70% of US aid is tied to US goods and services. Most of the $3 bn given to Israel is military credits, and African AIDS relief funds stipulate that the drugs be US-made, rather than generic alternatives. Then there is the diplomatic game. In 2003 various UN member states including Guinea and Angola were threatened with losing aid if they opposed the Iraq War. Pacific nations receiving aid from China do not recognise Taiwan; those funded by Taiwan do.

Aid often ends up with the rich, beyond that simply stolen by corrupt politicians. Half of EU aid to Latin America goes to the biggest 17% of farms. A quarter of the £3mn British package to Malawi in 2005 went on hotel bills and meals for US operatives. More seriously uncharitable, in the biblical sense, is using aid to force neoliberal policies upon developing nations.

“And if thy brother be waxen poor, and fallen in decay with thee; then thou shalt relieve him…

Take thou no usury of him, or increase: but fear thy God; that thy brother may live with thee.” (Leviticus 25:35-36)

When poor countries were unable to service their debts, the IMF directors, not being suitably God-fearing, negotiated debt relief and aid agreements in return for structural adjustment programs (SAPs). Traditional lands went on the market in Zambia and Sierra Leone; communities and ecosystems were bought up by investors and replaced by monoculture farmlands. Land, water and labour were diverted away from small farms towards export crops, and free grain programmes dismantled. Currencies were devalued and grain stocks sold off to service debt, leading to serious food shortage. Farming subsidies were cut (except for export crops) whilst the US, Europe and Japan continue to spend seven times the total global aid budget on farm subsidies, meaning that their produce outcompetes locally grown food. Not surprisingly, the statistics reveal that “when a Sub-Saharan African nation is under a World Bank structural adjustment loan, then it tends to have higher levels of child mortality.”

Somalia’s nomadic herdsmen were self-sufficient in the 1970s, but the privatisation of both the veterinary and the water service meant that medicine became expensive and uncompetitive boreholes fell into disrepair. Cheap grain imports and a 15-fold increase in food aid shifted farming and eating habits. Currency devaluation was imposed in 1981, fuel prices rose and infrastructure collapsed. Today it is considered a failed state and pirate haven.

Now as in the days of Sir. Frances Drake, the real pirates are backed by imperial powers. Aid is a bargaining chip in a game of political favours, and this is only the tip of the iceberg – who knows what politicians get up to when they gather in their covens and raise their demons.

Virtues are fraught in the New Testament, but commandments are simple, and boil down to two. The second is:

“Love thy neighbour as thyself.” (Mark 12:31)

In today’s multicultural Benetton ad of a world, you might be forgiven for thinking that your neighbour lives in Kathmandu, but hark ye: Your neighbour lives in your neighbourhood, and that is where you should raise a stink! If your government robs local pensioners and closes your local library whilst funding war, ecocide and land-grabs on other continents, it is neither charity, nor alms, nor love. It is nothing more noble than greed.

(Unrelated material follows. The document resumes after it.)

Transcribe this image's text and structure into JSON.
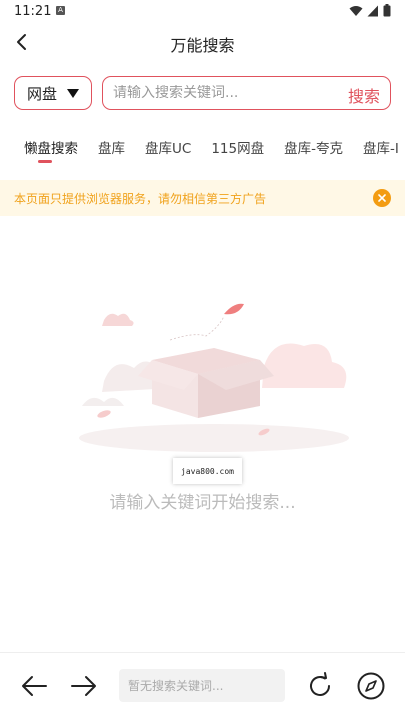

Also published at The Occupied Times

Thanks to Alex Charnley for the illustration.

Leave a Reply